She also admitted it’s “pretty exciting” to be able to do things that would be considered illegal for most people to do, not to mention immensely cool to be able to tell your kids “mums a spy”. Fair.
What are GCHQ working on right now?
Beyond trying to reveal “the human side” behind these otherwise faceless people, demystifying espionage and intelligence work, as well as trying to earn some trust through increased transparency, GCHQ also gave some insight as to what exactly it is they’re looking into at present.
Of course, we couldn’t talk about national security without asking them about Putin and the Russian invasion, which they confirmed is obviously top of the priority list, declaring the support of Ukraine as their “biggest task at the moment”.
They also went on to explain that cyberattacks from the likes of China are also of concern, adding that they are carrying out counter-terrorism, software development and sweeps, as well as various routine security checks on a regular basis.
Liz also went on to assure that GCHQ as a whole is “working on all the missions, covering all the hostile states and pretty much covering everything you can think of”. It was genuinely a relief to know that we’re in safe hands.
If you think a career at GCHQ Manchester might be something you’re interested in, you can check out their vacancies down below and you also can also buy their Puzzles for Spies book HERE.
A bar in Manchester has made the move to introduce a ridiculously cheap drinks deal, pricing a number of its most popular bevs at just £2.50 each.
Yes, that’s right. Every Friday night for the foreseeable future, Alvarium in the Northern Quarter will be serving up bottles of beer, alongside spirits and glasses of red, white and rose wine at a super low rate.
Perfect for helping those struggling with the high cost of, well, everything right now, this is a way to get the Christmas presents sorted and still go out celebrating the festive season with your mates.

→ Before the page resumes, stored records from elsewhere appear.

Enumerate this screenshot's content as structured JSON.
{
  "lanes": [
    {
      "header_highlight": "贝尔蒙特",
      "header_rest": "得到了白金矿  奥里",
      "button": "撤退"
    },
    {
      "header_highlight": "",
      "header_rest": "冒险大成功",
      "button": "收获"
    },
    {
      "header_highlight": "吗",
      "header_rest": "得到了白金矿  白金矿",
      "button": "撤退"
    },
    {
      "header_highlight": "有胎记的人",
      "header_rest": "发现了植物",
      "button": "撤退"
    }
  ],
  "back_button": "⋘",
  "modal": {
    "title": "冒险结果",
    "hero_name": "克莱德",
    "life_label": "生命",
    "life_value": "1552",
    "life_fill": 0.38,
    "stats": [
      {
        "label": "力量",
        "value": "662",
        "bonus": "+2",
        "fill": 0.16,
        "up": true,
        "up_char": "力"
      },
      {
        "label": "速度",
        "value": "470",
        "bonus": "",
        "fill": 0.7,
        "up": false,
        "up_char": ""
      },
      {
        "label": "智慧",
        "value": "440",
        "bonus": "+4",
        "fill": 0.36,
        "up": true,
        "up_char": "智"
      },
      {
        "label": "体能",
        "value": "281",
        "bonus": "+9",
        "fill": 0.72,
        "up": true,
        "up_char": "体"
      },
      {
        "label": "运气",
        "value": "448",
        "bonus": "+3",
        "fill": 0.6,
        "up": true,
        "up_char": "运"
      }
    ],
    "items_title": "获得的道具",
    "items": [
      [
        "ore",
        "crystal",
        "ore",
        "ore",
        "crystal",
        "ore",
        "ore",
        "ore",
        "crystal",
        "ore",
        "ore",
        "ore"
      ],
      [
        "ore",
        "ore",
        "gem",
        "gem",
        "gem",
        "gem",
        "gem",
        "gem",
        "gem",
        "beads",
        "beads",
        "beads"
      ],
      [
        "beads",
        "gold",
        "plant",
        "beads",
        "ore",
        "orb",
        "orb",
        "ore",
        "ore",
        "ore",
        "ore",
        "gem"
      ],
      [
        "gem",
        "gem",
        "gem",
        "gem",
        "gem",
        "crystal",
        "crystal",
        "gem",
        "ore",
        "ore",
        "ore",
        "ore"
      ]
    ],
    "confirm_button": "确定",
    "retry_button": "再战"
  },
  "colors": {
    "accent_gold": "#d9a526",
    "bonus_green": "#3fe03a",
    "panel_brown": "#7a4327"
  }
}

Happy days.
The Northern Quarter bar, which stays open until 1am on Fridays, launched a new extended happy hour earlier this summer that saw it offer two bottles of San Miguel for £5, two cocktails for £10 and bottles of house wine at £12.50 each.
Now, however, Alvarium’s owners have taken things a step further – taking the pricing structure back to the nineties with a range of £2.50 drinks available every Friday.
As well as wine and beer, you’ll find tasty spritzes sitting alongside other festive-themed cocktails like ‘Santa’s Little Helper’ (a mix of brandy, bourbon, lemon, cranberry and orange) and ‘Winter Berries’ (vodka, apple, passionfruit, grenadine and lemonade).
Sharing the news online over the weekend, the dog-friendly cocktail bar and kitchen wrote: “INTRODUCING THE FRIDAY NIGHT SOCIAL.
The bar has previously hosted kitchen pop-ups from the likes of vegan kitchen Black Leaf, Manchester slab shack Lazy Tony’s Lasagneria, and Abeja Tapas Bar.
Now it has taken its food offering back in-house, serving up a selection of locally-sourced meat and cheese boards loaded with an array of pickles, chutneys, crackers, giant slices of sourdough and more – perfect for soaking up all that cheap, cheap booze.